Grandpa was one hell of a shot. Around the community they often referred to him as "One Shot Fred" in tribute to his reputation for always getting his deer on opening day of the season with the first shot. My Grandmother and my mother were also really good shots as well. My father, who had been raised in the city and had never been around guns, was not very good and preferred to go golfing when we got the guns out.
Grandpa had 7 grand children but he and I had a special relationship. I was the youngest and was named after him. When I showed an early interest in shooting, he became determined to help me get as good as he was and carry on the family reputation. He started me out learning about gun safety and teaching me to use a gun as a tool. I had to learn how to take one apart and clean it long before I was ever allowed to shoot one. Fortunately, I had a talent for shooting and got pretty good. I went on to earn quite a respectable number of competitions and marksmanship awards. As a midshipman I was on the rifle team and the very first ribbons I earned were the "Expert" rifle and pistol awards. As a police officer I took great pleasure in always placing first in my class when we went to the range for our firearms qualifications.
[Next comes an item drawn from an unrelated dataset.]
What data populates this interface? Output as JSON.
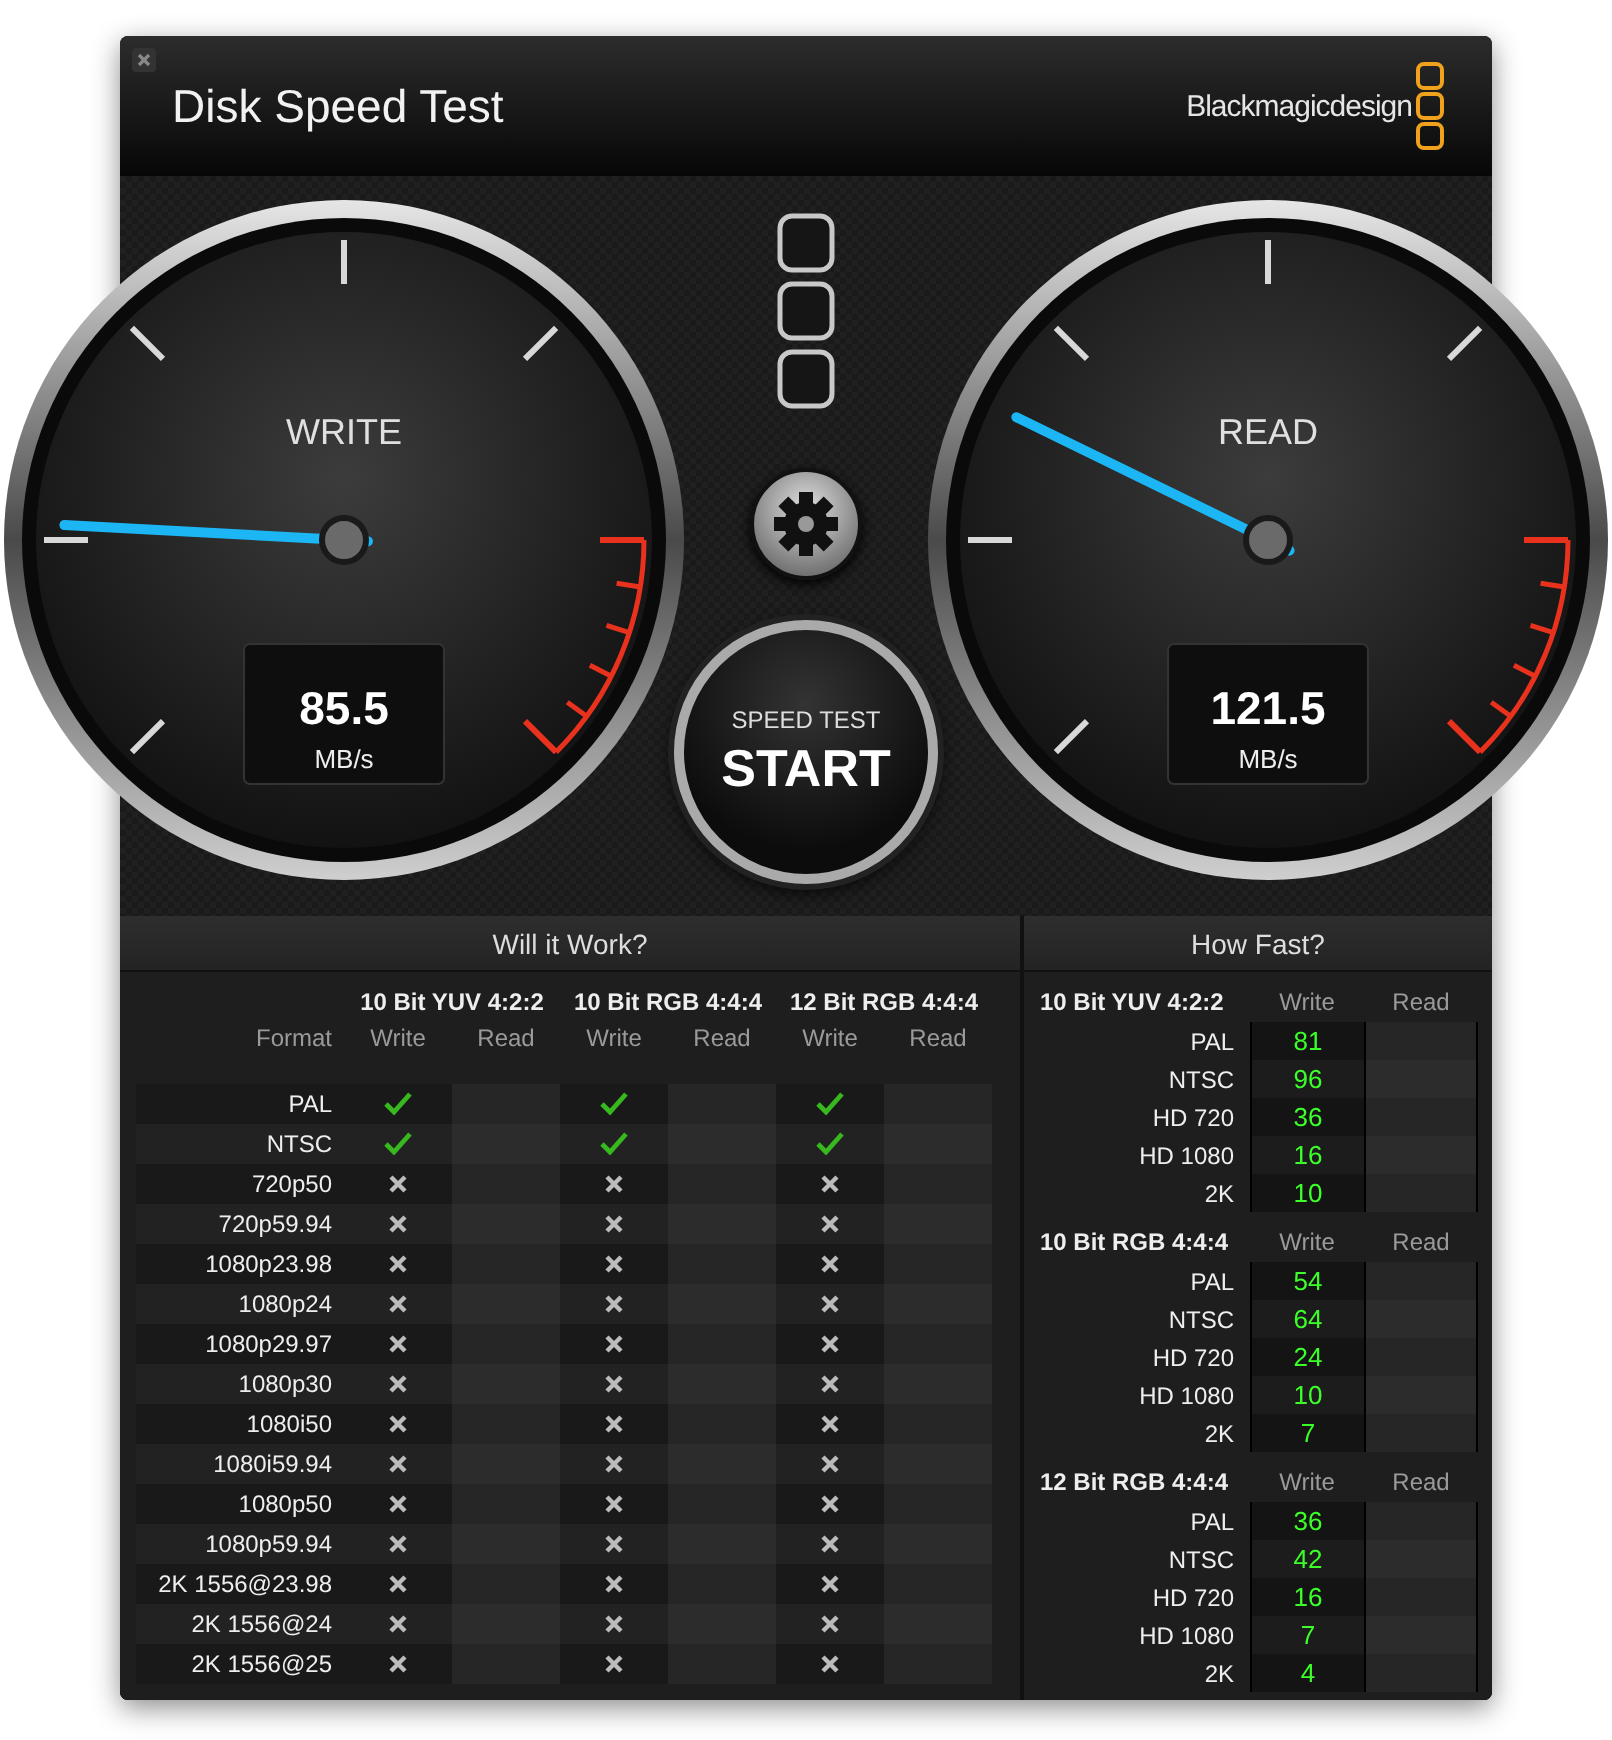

I stopped hunting after I moved off of the farm. I was always taught you only shot and killed game for food and since I was then in a position to be able to buy my meat in a store, killing for food was simply not necessary. I still liked to go out hunting from time to time, but I started doing it with a camera instead of a gun. This was not a change of attitude. It was merely a logical extension of what I was taught about respecting life and killing only when necessary. As my life and profession changed I had less and less time for shooting and I eventually stopped going to the gun range completely. I got so I only read magazine articles about guns and hunting and only took my gun out to clean it twice a year.
There is something about a gun, however, that still gets my juices flowing. There is a certain primeval satisfaction you get from shooting and hitting your target. There is a connection to danger and power in a gun that you can feel when you look at one and even more when you handle one. Perhaps it is a connection with our darker side. Whatever it is, it has never gone away.
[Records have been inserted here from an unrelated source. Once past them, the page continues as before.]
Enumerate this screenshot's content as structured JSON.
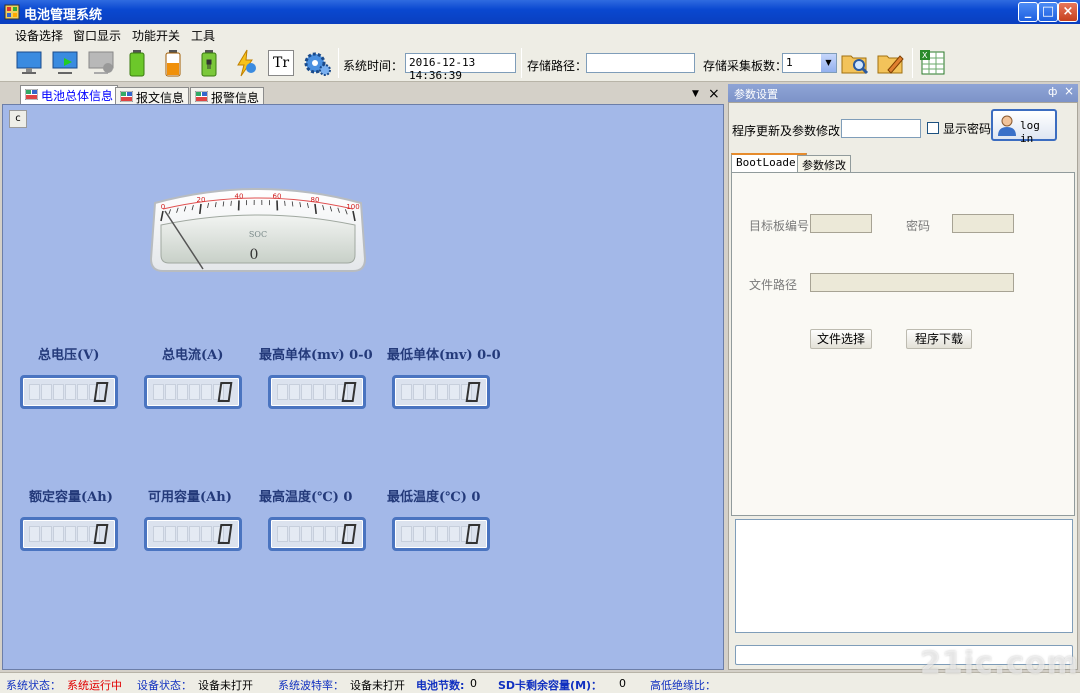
{
  "window": {
    "title": "电池管理系统"
  },
  "menu": [
    "设备选择",
    "窗口显示",
    "功能开关",
    "工具"
  ],
  "toolbar": {
    "icons": [
      "monitor-icon",
      "monitor-connect-icon",
      "monitor-disabled-icon",
      "battery-full-icon",
      "battery-half-icon",
      "battery-charge-icon",
      "lightning-icon",
      "text-tr-icon",
      "gear-icon"
    ],
    "tr_text": "Tr",
    "system_time_label": "系统时间：",
    "system_time_value": "2016-12-13 14:36:39",
    "storage_path_label": "存储路径：",
    "storage_path_value": "",
    "boards_label": "存储采集板数：",
    "boards_value": "1",
    "colors": {
      "accent": "#0a48d0"
    }
  },
  "left_tabs": [
    {
      "label": "电池总体信息",
      "active": true
    },
    {
      "label": "报文信息",
      "active": false
    },
    {
      "label": "报警信息",
      "active": false
    }
  ],
  "left_panel": {
    "c_button": "c",
    "gauge": {
      "label": "SOC",
      "value": "0",
      "level": 0,
      "ticks": [
        "0",
        "20",
        "40",
        "60",
        "80",
        "100"
      ]
    },
    "metrics": [
      {
        "label": "总电压(V)",
        "value": "0"
      },
      {
        "label": "总电流(A)",
        "value": "0"
      },
      {
        "label": "最高单体(mv) 0-0",
        "value": "0"
      },
      {
        "label": "最低单体(mv) 0-0",
        "value": "0"
      },
      {
        "label": "额定容量(Ah)",
        "value": "0"
      },
      {
        "label": "可用容量(Ah)",
        "value": "0"
      },
      {
        "label": "最高温度(℃) 0",
        "value": "0"
      },
      {
        "label": "最低温度(℃) 0",
        "value": "0"
      }
    ]
  },
  "right_panel": {
    "title": "参数设置",
    "pin": "ф",
    "close": "×",
    "update_label": "程序更新及参数修改",
    "update_value": "",
    "show_password_label": "显示密码",
    "login_label": "log in",
    "tabs": [
      {
        "label": "BootLoader",
        "active": true
      },
      {
        "label": "参数修改",
        "active": false
      }
    ],
    "board_id_label": "目标板编号",
    "password_label": "密码",
    "file_path_label": "文件路径",
    "file_select_button": "文件选择",
    "download_button": "程序下载"
  },
  "statusbar": {
    "sys_state_label": "系统状态：",
    "sys_state_value": "系统运行中",
    "dev_state_label": "设备状态：",
    "dev_state_value": "设备未打开",
    "baud_label": "系统波特率：",
    "baud_value": "设备未打开",
    "cells_label": "电池节数:",
    "cells_value": "0",
    "sd_label": "SD卡剩余容量(M)：",
    "sd_value": "0",
    "insulation_label": "高低绝缘比："
  },
  "watermark": "21ic.com"
}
I had an opportunity to go out to a gun range today and to shoot again for the first time in years. It was an awesome experience. I spent several hours shooting different guns. Two of them were fairly new models and I fell in love with both of them, One was a pistol, a Glock model 36. It is a .45 ACP caliber with a 6 shot magazine. It is relatively small for such a large caliber handgun and has a black polymer finish and weighs only 20 ounces. This makes it very comfortable to carry (and conceal if necessary) and makes it good for women and people with smaller hands. It also has a double recoil spring that is a big improvement over the kick you get from the Colt 45, which has always been one of my favorites. Firing the Glock was just plain fun and I was able to get some good results keeping a 2" group on my last target. It would not hesitate to recommend this little sweetheart to my friends. For home defense it is small, easy loading and that 45 caliber beats the hell out f my 9 mil for stopping power.
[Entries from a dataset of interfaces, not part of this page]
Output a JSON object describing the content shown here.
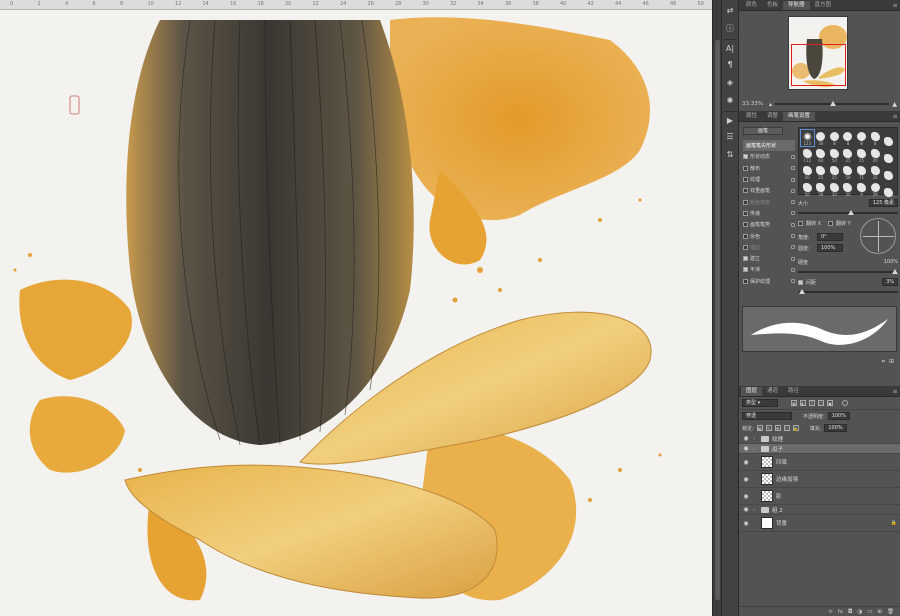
{
  "canvas": {
    "ruler_marks": [
      "0",
      "2",
      "4",
      "6",
      "8",
      "10",
      "12",
      "14",
      "16",
      "18",
      "20",
      "22",
      "24",
      "26",
      "28",
      "30",
      "32",
      "34",
      "36",
      "38",
      "40",
      "42",
      "44",
      "46",
      "48",
      "50"
    ]
  },
  "toolbar": {
    "icons": [
      "expand-icon",
      "info-icon",
      "character-icon",
      "3d-icon",
      "properties-icon",
      "actions-icon",
      "adjust-icon"
    ]
  },
  "panels": {
    "top_tabs": [
      "颜色",
      "色板",
      "导航器",
      "直方图"
    ],
    "top_tabs_active": 2,
    "zoom_value": "33.33%",
    "zoom_level": 0.48,
    "mid_tabs": [
      "属性",
      "调整",
      "画笔设置"
    ],
    "mid_tabs_active": 2
  },
  "brush": {
    "preset_label": "画笔",
    "options": [
      {
        "label": "画笔笔尖形状",
        "checked": null,
        "header": true
      },
      {
        "label": "形状动态",
        "checked": true
      },
      {
        "label": "散布",
        "checked": false
      },
      {
        "label": "纹理",
        "checked": false
      },
      {
        "label": "双重画笔",
        "checked": false
      },
      {
        "label": "颜色动态",
        "checked": false,
        "dim": true
      },
      {
        "label": "传递",
        "checked": false
      },
      {
        "label": "画笔笔势",
        "checked": false
      },
      {
        "label": "杂色",
        "checked": false
      },
      {
        "label": "湿边",
        "checked": false,
        "dim": true
      },
      {
        "label": "建立",
        "checked": true
      },
      {
        "label": "平滑",
        "checked": true
      },
      {
        "label": "保护纹理",
        "checked": false
      }
    ],
    "tips": [
      {
        "size": "123",
        "kind": "soft"
      },
      {
        "size": "30",
        "kind": "solid"
      },
      {
        "size": "8",
        "kind": "solid"
      },
      {
        "size": "8",
        "kind": "solid"
      },
      {
        "size": "8",
        "kind": "solid"
      },
      {
        "size": "8",
        "kind": "blot"
      },
      {
        "size": "",
        "kind": "blot"
      },
      {
        "size": "112",
        "kind": "blot"
      },
      {
        "size": "60",
        "kind": "blot"
      },
      {
        "size": "50",
        "kind": "blot"
      },
      {
        "size": "25",
        "kind": "blot"
      },
      {
        "size": "25",
        "kind": "blot"
      },
      {
        "size": "20",
        "kind": "blot"
      },
      {
        "size": "",
        "kind": "blot"
      },
      {
        "size": "50",
        "kind": "blot"
      },
      {
        "size": "25",
        "kind": "blot"
      },
      {
        "size": "25",
        "kind": "blot"
      },
      {
        "size": "50",
        "kind": "blot"
      },
      {
        "size": "71",
        "kind": "blot"
      },
      {
        "size": "25",
        "kind": "blot"
      },
      {
        "size": "",
        "kind": "blot"
      },
      {
        "size": "50",
        "kind": "blot"
      },
      {
        "size": "36",
        "kind": "blot"
      },
      {
        "size": "30",
        "kind": "blot"
      },
      {
        "size": "30",
        "kind": "blot"
      },
      {
        "size": "9",
        "kind": "blot"
      },
      {
        "size": "39",
        "kind": "solid"
      },
      {
        "size": "",
        "kind": "blot"
      }
    ],
    "size_label": "大小",
    "size_value": "125 像素",
    "flip_x_label": "翻转 X",
    "flip_y_label": "翻转 Y",
    "angle_label": "角度:",
    "angle_value": "0°",
    "roundness_label": "圆度:",
    "roundness_value": "100%",
    "hardness_label": "硬度",
    "hardness_value": "100%",
    "spacing_label": "间距",
    "spacing_value": "3%",
    "spacing_checked": true
  },
  "layers": {
    "tabs": [
      "图层",
      "通道",
      "路径"
    ],
    "tabs_active": 0,
    "filter_label": "类型",
    "blend_mode": "穿透",
    "opacity_label": "不透明度:",
    "opacity_value": "100%",
    "lock_label": "锁定:",
    "fill_label": "填充:",
    "fill_value": "100%",
    "items": [
      {
        "name": "纹理",
        "type": "group",
        "selected": false
      },
      {
        "name": "瓜子",
        "type": "group",
        "selected": true
      },
      {
        "name": "印章",
        "type": "layer",
        "thumb": "checker"
      },
      {
        "name": "边缘加强",
        "type": "layer",
        "thumb": "checker"
      },
      {
        "name": "影",
        "type": "layer",
        "thumb": "checker"
      },
      {
        "name": "组 2",
        "type": "group",
        "selected": false
      },
      {
        "name": "背景",
        "type": "layer",
        "thumb": "white",
        "locked": true
      }
    ],
    "bottom_icons": [
      "link-icon",
      "fx-icon",
      "mask-icon",
      "adjustment-icon",
      "folder-icon",
      "new-layer-icon",
      "trash-icon"
    ]
  }
}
The other gun I fell for was a shotgun. It is the new Mossberg model 930 12 gauge.
Shotguns are just a blast to shoot and they can be a real game changer in both police and military shooting situations. This one has a 5 round easy-loading capacity and handles like a sports car. It is lightweight enough to make it comfortable to carry and fire from both the hip and the shoulder. The kick is a little heavy but the recoil and stock do a god job of absorbing it. We fired 00 buck and the pattern was good and fairly tight at 15 yards. If you have the room and ability for safe storage, you can't do much better than a gun like this for home defense. There is something about the sight of a shotgun that makes would-be bad guys run for the hills and the sound of a shotgun racking (pumping a shell into the chamber) is something that gives everyone a good chill. I have always liked Mossberg as a manufacturer and they have really done a nice job on this weapon.